FACT: Engines are one of the most popular items shipped through pallet networks. But despite engines being shipped so frequently, people still aren't sure how to package them correctly.
The most common reason pallet couriers refuse engines is because they have not been prepared properly or packed well enough. Damage then becomes a much higher risk - not only to the engine itself, but to everyone involved in handing the pallet.
But what exactly is the right way to prepare an engine?
Learn how to protect your engine in transit with our simple expert preparation tips!
Avoid Cutting Corners!
All engines can prove costly to ship due to the weight and risk involved in transporting them, but this cost can grow if the engine hasn't been packaged or prepared carefully enough for transit.
For this reason, it's better not to cut corners when it comes to the safety of your engine!
Rushing the packing process will only increase the chance of your engine becoming damaged, or worse-case scenario, your pallet courier refusing to handle it entirely.
Drain All Fluids from the Engine
If your engine has been used in the past, it will have contained oil. Even if you frain the oil tank entirely, there may be still be traces of oil, or even residual liquids in the pan.
You must drain as much fluid as possible from your engine before you position it on the pallet - that's ALL fluid, including water.
An engine that leaks doesn't just create a serious slip hazard for anyone tasked with handling it, it is also a huge fire risk as the fluids are highly flammable, so it's crucial that you take the time to drain your engine properly and thoroughly.
To do this, place an absorbent material underneath your engine and carefully drain the oil reservoir; The material should soak everything up with no spills!
Don't worry if you don't have any absorbent pads or cloths like the ones pictured. An old double-folded towel, carpet cut offs, or some cardboard will do the trick!
We'd recommend leaving the engine overnight on the absorbent material, allowing time for any residual liquids to clear up before placing your engine on the pallet.
Once you're confident that there's no more oil or water in the engine, you can then safely load it onto a pallet for transit.
Use Industrial-Standard Ratchet Straps
We all know that engines aren't cheap! The last thing you'd want is it coming loose or even falling off the pallet.
But did you know that by using additional support like ratchet straps, you can easily make sure your engine doesn't tip or move in transit?
You can use industrial-standard straps or steel banding to tie your engine down; Both will hold the weight of your engine without snapping.
As with all pallet networks, goods can be moved several times before reaching the delivery point, so strapping your engine to the pallet will maximise its safety!

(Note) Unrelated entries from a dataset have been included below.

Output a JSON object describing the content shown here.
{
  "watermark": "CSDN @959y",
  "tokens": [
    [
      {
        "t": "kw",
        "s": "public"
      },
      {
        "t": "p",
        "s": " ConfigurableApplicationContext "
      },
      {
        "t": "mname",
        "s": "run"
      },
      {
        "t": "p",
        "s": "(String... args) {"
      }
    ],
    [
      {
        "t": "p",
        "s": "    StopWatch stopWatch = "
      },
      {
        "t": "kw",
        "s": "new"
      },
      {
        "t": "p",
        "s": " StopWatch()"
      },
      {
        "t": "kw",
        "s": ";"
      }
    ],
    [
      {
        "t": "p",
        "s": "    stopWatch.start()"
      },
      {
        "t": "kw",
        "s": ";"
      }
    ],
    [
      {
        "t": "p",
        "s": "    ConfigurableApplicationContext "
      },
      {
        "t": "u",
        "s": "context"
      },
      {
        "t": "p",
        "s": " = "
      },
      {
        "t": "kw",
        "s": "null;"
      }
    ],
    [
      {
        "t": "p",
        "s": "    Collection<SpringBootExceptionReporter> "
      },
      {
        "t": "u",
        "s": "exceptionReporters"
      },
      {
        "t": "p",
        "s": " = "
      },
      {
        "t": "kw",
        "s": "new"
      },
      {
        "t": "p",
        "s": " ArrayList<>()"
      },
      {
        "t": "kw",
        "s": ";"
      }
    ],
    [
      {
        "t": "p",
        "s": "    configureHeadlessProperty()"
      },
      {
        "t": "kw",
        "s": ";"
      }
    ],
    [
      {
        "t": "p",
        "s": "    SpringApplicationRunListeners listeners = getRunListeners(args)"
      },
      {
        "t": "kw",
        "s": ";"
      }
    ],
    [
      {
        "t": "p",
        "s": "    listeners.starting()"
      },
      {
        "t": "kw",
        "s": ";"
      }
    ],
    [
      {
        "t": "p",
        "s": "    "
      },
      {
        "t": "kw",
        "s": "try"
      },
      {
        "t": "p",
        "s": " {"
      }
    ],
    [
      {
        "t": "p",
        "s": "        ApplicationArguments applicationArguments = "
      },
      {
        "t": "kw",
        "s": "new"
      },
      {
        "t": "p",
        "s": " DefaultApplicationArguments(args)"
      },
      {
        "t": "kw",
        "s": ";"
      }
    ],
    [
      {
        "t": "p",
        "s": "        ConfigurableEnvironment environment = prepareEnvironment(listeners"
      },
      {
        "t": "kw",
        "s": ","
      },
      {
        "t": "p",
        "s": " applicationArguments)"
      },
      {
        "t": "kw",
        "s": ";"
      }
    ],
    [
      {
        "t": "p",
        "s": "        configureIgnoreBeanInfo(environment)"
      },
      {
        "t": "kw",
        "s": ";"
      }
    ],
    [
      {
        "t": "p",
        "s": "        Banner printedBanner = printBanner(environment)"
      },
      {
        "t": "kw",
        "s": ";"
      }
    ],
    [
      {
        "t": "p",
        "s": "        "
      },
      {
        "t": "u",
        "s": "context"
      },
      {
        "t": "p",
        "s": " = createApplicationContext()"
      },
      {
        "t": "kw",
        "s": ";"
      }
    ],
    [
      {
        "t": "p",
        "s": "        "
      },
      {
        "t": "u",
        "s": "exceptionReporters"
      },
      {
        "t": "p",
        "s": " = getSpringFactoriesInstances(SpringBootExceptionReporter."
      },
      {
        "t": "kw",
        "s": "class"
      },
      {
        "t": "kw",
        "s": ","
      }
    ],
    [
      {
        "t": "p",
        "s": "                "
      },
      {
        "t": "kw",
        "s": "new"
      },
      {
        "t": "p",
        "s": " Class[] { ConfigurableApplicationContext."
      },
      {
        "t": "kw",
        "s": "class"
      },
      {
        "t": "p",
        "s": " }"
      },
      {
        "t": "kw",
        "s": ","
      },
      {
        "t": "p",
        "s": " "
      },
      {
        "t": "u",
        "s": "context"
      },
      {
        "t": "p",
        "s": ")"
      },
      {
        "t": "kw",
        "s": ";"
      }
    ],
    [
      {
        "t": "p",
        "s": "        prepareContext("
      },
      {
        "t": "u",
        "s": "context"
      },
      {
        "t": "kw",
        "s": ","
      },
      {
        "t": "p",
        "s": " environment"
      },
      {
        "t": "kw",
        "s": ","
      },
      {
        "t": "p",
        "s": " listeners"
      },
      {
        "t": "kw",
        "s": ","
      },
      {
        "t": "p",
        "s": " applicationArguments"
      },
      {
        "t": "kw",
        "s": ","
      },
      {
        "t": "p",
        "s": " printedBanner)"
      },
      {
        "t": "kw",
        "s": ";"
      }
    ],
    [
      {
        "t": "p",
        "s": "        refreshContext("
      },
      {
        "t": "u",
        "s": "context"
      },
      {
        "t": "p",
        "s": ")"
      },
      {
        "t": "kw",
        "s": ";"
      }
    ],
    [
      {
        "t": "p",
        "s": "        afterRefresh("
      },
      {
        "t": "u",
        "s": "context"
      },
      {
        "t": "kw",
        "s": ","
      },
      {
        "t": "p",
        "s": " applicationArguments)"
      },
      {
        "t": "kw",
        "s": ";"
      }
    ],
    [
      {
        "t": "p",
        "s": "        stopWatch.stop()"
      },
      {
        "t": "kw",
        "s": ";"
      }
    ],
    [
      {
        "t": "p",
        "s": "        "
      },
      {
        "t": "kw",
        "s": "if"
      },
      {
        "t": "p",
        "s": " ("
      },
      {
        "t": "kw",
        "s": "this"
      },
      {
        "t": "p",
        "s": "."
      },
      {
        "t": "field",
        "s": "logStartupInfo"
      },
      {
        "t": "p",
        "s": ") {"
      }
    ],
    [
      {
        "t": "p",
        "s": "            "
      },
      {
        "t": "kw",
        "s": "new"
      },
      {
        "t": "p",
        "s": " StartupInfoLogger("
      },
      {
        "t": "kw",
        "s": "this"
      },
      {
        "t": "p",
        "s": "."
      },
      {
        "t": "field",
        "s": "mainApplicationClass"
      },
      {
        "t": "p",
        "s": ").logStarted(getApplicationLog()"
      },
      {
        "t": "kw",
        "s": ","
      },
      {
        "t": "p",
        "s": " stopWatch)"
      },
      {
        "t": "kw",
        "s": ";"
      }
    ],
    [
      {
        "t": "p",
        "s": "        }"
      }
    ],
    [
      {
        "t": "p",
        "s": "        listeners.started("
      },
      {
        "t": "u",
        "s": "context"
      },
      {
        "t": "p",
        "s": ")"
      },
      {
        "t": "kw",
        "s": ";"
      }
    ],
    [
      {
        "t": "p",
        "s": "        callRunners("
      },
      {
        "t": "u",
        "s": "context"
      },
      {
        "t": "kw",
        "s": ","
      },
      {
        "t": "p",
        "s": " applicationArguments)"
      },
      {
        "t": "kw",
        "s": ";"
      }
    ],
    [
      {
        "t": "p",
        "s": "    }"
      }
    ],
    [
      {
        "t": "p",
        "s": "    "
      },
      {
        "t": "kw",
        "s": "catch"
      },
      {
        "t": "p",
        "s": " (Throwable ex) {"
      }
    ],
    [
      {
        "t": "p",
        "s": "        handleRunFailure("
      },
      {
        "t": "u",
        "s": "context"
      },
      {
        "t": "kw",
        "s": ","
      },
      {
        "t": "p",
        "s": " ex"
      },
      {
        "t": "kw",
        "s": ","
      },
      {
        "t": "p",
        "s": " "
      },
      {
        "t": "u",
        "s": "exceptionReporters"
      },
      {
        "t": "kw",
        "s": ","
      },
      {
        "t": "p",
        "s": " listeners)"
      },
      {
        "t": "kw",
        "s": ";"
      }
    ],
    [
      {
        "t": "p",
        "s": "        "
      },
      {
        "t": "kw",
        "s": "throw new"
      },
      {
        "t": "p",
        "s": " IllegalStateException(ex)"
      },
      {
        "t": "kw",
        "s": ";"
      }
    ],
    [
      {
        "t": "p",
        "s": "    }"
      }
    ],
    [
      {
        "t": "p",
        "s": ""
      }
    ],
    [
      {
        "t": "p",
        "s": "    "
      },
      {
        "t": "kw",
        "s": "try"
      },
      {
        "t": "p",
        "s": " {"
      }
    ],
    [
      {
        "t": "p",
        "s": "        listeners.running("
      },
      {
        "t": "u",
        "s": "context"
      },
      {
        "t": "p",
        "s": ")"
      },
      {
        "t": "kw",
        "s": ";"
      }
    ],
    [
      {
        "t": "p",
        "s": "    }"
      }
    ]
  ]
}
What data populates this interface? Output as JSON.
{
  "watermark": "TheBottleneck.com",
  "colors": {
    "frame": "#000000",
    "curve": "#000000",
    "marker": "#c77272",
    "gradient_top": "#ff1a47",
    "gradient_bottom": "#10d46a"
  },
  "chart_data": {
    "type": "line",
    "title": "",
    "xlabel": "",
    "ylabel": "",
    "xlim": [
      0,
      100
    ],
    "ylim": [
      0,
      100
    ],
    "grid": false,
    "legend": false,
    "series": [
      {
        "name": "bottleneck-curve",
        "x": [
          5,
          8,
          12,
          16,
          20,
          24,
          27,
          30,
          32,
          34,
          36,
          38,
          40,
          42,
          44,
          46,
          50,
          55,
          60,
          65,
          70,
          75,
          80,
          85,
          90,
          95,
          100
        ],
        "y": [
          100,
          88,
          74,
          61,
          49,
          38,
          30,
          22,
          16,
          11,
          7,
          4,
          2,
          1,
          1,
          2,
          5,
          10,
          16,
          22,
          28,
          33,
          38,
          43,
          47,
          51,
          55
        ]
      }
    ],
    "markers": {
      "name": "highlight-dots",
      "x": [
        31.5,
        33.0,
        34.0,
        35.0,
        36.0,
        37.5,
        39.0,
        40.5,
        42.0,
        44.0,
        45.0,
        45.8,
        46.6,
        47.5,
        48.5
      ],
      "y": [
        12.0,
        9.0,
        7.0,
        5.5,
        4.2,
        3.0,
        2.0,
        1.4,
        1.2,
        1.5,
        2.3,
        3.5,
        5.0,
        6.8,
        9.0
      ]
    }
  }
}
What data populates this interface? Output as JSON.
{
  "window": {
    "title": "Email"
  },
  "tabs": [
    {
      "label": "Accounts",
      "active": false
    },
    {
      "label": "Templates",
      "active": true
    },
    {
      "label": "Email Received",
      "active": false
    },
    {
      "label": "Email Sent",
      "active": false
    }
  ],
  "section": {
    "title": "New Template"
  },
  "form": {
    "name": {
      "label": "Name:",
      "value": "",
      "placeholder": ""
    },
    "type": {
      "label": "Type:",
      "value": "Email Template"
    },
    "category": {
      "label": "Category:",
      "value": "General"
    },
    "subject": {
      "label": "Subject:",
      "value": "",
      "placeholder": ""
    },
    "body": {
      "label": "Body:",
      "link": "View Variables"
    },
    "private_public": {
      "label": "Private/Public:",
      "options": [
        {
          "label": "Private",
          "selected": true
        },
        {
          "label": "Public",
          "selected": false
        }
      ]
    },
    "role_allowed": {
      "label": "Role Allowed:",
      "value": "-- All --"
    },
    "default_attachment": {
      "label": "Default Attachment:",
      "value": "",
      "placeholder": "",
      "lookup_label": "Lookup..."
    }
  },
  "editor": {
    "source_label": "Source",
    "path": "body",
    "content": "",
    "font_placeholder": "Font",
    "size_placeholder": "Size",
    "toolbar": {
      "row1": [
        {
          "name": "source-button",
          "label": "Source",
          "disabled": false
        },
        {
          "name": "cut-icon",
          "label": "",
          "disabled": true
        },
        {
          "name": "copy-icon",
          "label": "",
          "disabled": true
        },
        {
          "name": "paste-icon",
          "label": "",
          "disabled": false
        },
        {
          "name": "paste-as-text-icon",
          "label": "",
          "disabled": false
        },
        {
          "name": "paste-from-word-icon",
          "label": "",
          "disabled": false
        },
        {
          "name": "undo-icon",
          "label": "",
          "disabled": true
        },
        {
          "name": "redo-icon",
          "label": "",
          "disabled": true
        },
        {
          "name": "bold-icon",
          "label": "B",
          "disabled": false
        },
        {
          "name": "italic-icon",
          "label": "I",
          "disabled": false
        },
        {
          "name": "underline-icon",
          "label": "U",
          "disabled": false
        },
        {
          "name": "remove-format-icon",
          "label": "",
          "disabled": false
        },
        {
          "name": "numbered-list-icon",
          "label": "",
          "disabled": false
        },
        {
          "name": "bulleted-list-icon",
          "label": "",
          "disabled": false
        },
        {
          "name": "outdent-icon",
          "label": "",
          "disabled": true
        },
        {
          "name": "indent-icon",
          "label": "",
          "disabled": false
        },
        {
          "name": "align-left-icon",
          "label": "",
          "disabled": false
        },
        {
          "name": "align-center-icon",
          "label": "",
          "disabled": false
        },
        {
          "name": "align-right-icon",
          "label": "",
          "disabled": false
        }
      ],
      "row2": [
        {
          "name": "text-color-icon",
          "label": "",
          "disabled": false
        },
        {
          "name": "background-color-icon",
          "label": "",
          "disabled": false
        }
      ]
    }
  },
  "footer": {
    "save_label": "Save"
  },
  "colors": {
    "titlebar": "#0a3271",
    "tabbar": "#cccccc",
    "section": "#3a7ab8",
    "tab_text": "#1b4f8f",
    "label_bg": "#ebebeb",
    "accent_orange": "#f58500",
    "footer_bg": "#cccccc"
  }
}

We'd recommend using at least 2 ratchet straps or steel bands, but you can always use more for added protection.
And where possible, try to avoid using rope as this can't be tightened very well and is prone to coming loose!
Take Care When Applying Shrink Wrap
While you may be no stranger to packing pallets, shrink wrapping an engine is slightly different and requires more attention.
Start by applying a couple of thick layers of shrink wrap to help prevent your engine from slipping. Shrink wrap will also act as a safety blanket, preventing surface scratches and keeping external parts together.
But shrink wrapping on its own is not nearly enough to protect your engine during its journey.
It will certainly help prevent slipping, but without strapping your engine to the pallet, there is still room for movement.
Plus, if you decide to shrink wrap your engine, you will need to leave a small gap where the oil reservoir is so that the driver can complete their checks with the dipstick!
Where you can cover the engine, you should! But make sure the dipstick is visible and usable at all times.
If you decide not to shrink wrap your engine, you should have plenty of straps securing it to the pallet; Your engine should not move!
Follow The Guidelines
Lastly, while preparing your engine for shipping may already seem like a time-consuming process, having your pallet refused is much more costly and less convenient not only for you, but for your customer too!
Preparing and packing your engine in line with these guidelines drastically reduces the risk of your engine being refused or damaged during transit - saving you time and money in the long run.
For additional protection, you can also crate your engine once it has been strapped down and shrink wrapped to prevent damage.
If you have ticked all the points above, your engine should be safe to ship and you can now book your engine pallet delivery!
For more information about sending an engine on a pallet, please send us a message on Live Chat!